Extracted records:

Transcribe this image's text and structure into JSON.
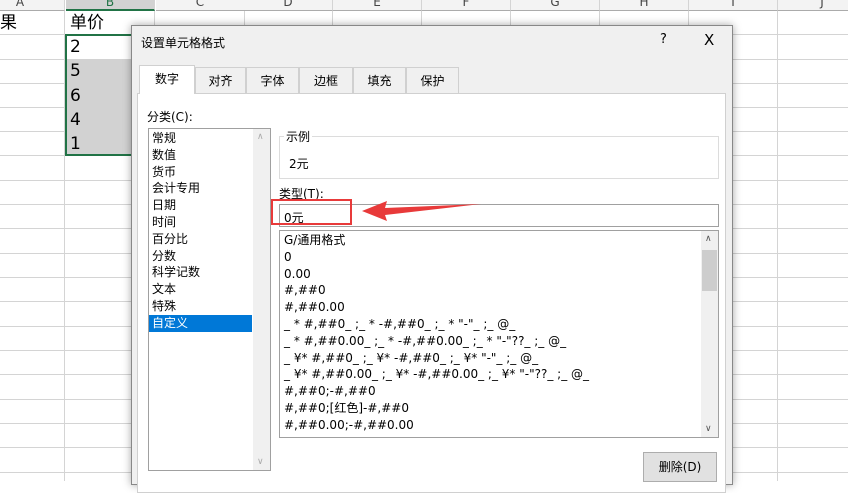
{
  "sheet": {
    "columns": [
      "A",
      "B",
      "C",
      "D",
      "E",
      "F",
      "G",
      "H",
      "I",
      "J"
    ],
    "a1": "果",
    "b1": "单价",
    "values": [
      "2",
      "5",
      "6",
      "4",
      "1"
    ],
    "selection_color": "#217346"
  },
  "dialog": {
    "title": "设置单元格格式",
    "help": "?",
    "close": "X",
    "tabs": [
      "数字",
      "对齐",
      "字体",
      "边框",
      "填充",
      "保护"
    ],
    "category_label": "分类(C):",
    "categories": [
      "常规",
      "数值",
      "货币",
      "会计专用",
      "日期",
      "时间",
      "百分比",
      "分数",
      "科学记数",
      "文本",
      "特殊",
      "自定义"
    ],
    "selected_category": "自定义",
    "sample_label": "示例",
    "sample_value": "2元",
    "type_label": "类型(T):",
    "type_value": "0元",
    "formats": [
      "G/通用格式",
      "0",
      "0.00",
      "#,##0",
      "#,##0.00",
      "_ * #,##0_ ;_ * -#,##0_ ;_ * \"-\"_ ;_ @_",
      "_ * #,##0.00_ ;_ * -#,##0.00_ ;_ * \"-\"??_ ;_ @_",
      "_ ¥* #,##0_ ;_ ¥* -#,##0_ ;_ ¥* \"-\"_ ;_ @_",
      "_ ¥* #,##0.00_ ;_ ¥* -#,##0.00_ ;_ ¥* \"-\"??_ ;_ @_",
      "#,##0;-#,##0",
      "#,##0;[红色]-#,##0",
      "#,##0.00;-#,##0.00"
    ],
    "delete_label": "删除(D)",
    "annotation_color": "#e83a3a"
  }
}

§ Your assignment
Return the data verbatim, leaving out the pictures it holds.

§ Result of the exercise
Transcribe this image's text and structure into JSON.
{
  "sheet": {
    "columns": [
      "A",
      "B",
      "C",
      "D",
      "E",
      "F",
      "G",
      "H",
      "I",
      "J"
    ],
    "a1": "果",
    "b1": "单价",
    "values": [
      "2",
      "5",
      "6",
      "4",
      "1"
    ],
    "selection_color": "#217346"
  },
  "dialog": {
    "title": "设置单元格格式",
    "help": "?",
    "close": "X",
    "tabs": [
      "数字",
      "对齐",
      "字体",
      "边框",
      "填充",
      "保护"
    ],
    "category_label": "分类(C):",
    "categories": [
      "常规",
      "数值",
      "货币",
      "会计专用",
      "日期",
      "时间",
      "百分比",
      "分数",
      "科学记数",
      "文本",
      "特殊",
      "自定义"
    ],
    "selected_category": "自定义",
    "sample_label": "示例",
    "sample_value": "2元",
    "type_label": "类型(T):",
    "type_value": "0元",
    "formats": [
      "G/通用格式",
      "0",
      "0.00",
      "#,##0",
      "#,##0.00",
      "_ * #,##0_ ;_ * -#,##0_ ;_ * \"-\"_ ;_ @_",
      "_ * #,##0.00_ ;_ * -#,##0.00_ ;_ * \"-\"??_ ;_ @_",
      "_ ¥* #,##0_ ;_ ¥* -#,##0_ ;_ ¥* \"-\"_ ;_ @_",
      "_ ¥* #,##0.00_ ;_ ¥* -#,##0.00_ ;_ ¥* \"-\"??_ ;_ @_",
      "#,##0;-#,##0",
      "#,##0;[红色]-#,##0",
      "#,##0.00;-#,##0.00"
    ],
    "delete_label": "删除(D)",
    "annotation_color": "#e83a3a"
  }
}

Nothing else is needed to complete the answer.